I’ll be reviewing The Ritual of Illusion in more detail in an upcoming post. For now, I urge you to check it out. Highly recommended.

The panelists also talked about a few favorite short stories and novellas from the past decade or so, foremost among them “The Church on the Island” by Simon Kurt Unsworth, originally published in At Ease with the Dead (Ash-Tree Press 2007) and currently available in The Mammoth Book of the Best of Best New Horror (Robinson 2010). Benefiting from a rich sense of place and a whispering weirdness that recalls the best work of Robert Aickman, the story explores the place of evil in the world and the way that a single person might keep it at bay. Nominated for the World Fantasy Award, the story is worth seeking out, as is everything else Unsworth has written.

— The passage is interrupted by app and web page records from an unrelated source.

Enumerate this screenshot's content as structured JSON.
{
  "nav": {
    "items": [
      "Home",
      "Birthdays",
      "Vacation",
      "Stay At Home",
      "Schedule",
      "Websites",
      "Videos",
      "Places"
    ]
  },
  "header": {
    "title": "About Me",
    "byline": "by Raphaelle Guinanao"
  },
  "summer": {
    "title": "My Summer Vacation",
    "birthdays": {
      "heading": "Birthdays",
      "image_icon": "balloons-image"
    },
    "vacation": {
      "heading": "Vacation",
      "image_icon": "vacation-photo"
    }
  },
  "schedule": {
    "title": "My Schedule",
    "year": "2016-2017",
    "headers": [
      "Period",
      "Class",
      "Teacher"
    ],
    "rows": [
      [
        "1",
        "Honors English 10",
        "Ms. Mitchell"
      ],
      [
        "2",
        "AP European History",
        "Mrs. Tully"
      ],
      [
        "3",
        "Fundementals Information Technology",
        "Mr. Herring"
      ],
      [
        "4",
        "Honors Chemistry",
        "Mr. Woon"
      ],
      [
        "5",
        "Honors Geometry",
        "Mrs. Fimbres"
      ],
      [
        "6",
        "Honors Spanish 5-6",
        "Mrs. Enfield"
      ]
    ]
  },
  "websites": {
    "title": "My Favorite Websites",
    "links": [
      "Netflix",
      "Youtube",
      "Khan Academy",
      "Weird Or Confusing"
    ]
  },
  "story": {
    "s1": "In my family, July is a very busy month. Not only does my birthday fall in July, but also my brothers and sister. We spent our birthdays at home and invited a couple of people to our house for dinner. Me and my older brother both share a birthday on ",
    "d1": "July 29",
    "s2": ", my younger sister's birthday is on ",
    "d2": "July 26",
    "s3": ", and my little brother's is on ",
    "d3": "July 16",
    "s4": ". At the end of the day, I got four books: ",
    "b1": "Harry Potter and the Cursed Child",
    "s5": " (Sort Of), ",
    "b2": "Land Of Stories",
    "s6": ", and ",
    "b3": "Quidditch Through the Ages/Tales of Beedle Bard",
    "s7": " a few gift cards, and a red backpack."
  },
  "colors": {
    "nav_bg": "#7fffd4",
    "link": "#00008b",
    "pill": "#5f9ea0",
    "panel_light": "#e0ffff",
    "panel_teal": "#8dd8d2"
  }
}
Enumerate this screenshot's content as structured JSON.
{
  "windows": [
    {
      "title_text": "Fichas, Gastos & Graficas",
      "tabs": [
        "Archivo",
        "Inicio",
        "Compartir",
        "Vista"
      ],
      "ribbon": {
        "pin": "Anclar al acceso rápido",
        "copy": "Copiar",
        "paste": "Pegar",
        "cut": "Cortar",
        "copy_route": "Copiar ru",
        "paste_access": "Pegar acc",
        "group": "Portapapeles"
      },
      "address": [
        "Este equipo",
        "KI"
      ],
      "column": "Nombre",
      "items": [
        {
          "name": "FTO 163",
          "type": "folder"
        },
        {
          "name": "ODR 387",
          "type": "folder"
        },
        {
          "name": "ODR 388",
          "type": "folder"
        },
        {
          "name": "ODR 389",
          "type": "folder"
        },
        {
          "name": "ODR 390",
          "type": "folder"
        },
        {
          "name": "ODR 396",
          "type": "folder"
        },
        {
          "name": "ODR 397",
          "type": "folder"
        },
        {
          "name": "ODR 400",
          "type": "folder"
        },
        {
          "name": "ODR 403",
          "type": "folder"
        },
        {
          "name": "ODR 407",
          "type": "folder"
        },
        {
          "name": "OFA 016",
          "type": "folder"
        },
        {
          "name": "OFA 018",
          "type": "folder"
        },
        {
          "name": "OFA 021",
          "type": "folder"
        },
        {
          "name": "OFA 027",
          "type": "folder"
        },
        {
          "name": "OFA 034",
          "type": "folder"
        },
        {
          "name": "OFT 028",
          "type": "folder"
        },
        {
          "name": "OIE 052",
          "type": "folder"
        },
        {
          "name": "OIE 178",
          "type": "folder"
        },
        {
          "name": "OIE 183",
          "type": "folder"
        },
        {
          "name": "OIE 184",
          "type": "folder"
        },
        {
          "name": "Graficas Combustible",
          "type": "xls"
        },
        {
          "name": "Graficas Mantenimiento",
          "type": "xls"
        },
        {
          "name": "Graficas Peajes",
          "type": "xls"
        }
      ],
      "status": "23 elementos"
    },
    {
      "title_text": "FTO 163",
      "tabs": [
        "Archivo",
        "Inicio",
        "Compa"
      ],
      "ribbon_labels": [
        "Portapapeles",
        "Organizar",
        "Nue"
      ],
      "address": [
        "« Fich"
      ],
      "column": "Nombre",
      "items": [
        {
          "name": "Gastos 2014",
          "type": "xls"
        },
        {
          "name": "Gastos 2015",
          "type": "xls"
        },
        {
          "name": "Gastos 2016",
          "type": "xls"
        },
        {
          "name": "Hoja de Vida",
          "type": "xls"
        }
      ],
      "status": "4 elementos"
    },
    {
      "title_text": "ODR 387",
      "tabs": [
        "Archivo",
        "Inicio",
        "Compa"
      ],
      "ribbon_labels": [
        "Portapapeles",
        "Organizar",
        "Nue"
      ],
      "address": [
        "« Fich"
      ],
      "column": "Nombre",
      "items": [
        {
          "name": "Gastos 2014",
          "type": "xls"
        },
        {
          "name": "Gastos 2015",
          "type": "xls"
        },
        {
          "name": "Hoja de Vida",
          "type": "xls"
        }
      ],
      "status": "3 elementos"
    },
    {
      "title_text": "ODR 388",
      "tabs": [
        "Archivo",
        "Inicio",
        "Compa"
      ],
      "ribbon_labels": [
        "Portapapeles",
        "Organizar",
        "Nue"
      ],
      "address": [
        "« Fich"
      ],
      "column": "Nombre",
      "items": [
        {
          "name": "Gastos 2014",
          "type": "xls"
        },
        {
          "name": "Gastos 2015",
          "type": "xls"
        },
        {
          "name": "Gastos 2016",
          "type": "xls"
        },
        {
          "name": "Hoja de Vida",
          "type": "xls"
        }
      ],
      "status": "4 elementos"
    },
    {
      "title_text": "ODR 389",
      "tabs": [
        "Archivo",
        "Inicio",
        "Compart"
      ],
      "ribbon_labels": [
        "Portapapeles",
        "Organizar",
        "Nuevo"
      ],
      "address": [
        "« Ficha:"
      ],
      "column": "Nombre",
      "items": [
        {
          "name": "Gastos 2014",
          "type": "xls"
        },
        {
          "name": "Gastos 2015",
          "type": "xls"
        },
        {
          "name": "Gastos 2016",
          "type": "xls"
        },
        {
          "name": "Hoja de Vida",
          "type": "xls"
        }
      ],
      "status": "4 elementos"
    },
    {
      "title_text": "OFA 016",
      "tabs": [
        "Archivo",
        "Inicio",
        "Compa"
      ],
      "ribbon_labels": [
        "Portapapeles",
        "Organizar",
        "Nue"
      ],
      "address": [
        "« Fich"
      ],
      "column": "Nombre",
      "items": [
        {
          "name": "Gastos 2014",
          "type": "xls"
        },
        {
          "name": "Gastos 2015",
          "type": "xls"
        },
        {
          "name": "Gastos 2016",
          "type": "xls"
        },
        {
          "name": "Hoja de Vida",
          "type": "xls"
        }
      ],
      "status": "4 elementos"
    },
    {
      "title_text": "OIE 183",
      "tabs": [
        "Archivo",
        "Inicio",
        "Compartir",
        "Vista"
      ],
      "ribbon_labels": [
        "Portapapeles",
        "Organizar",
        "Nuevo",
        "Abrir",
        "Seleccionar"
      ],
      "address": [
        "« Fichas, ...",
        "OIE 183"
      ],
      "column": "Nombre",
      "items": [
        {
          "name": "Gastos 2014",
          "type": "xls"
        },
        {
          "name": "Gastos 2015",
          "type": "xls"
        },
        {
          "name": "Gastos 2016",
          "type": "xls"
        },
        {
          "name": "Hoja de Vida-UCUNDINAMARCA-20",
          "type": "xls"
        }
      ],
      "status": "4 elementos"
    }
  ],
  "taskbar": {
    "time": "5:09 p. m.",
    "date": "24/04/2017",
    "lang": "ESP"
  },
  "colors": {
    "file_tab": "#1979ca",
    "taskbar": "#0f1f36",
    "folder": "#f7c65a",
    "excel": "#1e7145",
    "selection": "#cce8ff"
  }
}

You can read more about Simon Kurt Unsworth’s work and hear a short audio interview here.

A few of the other noteworthy stories mentioned during the panel included “The Lowland Sea” (2009) by Suzy McKee Charnas, “Little America” (2012) by Dan Chaon, and “Black and White Sky” (2010) by Tanith Lee — all of which can be found in The Best of the Best Horror of the Year: 10 Years of Essential Short Horror Fiction edited by Ellen Datlow. Indeed, the many Best-Of collections currently available from established publishers are one of the best ways of finding clear signals amid the noise.

Some people claim that horror fiction is dead, that all the truly great novels and stories have been written. The author Saul Bellow once dismissed such of logic in a thoughtful review of Ralph Ellson’s Invisible Man. “Fine novels are few and far between,” he wrote. “But then fine anythings are few and far between.” The good stuff is out there. Seek it, and enjoy!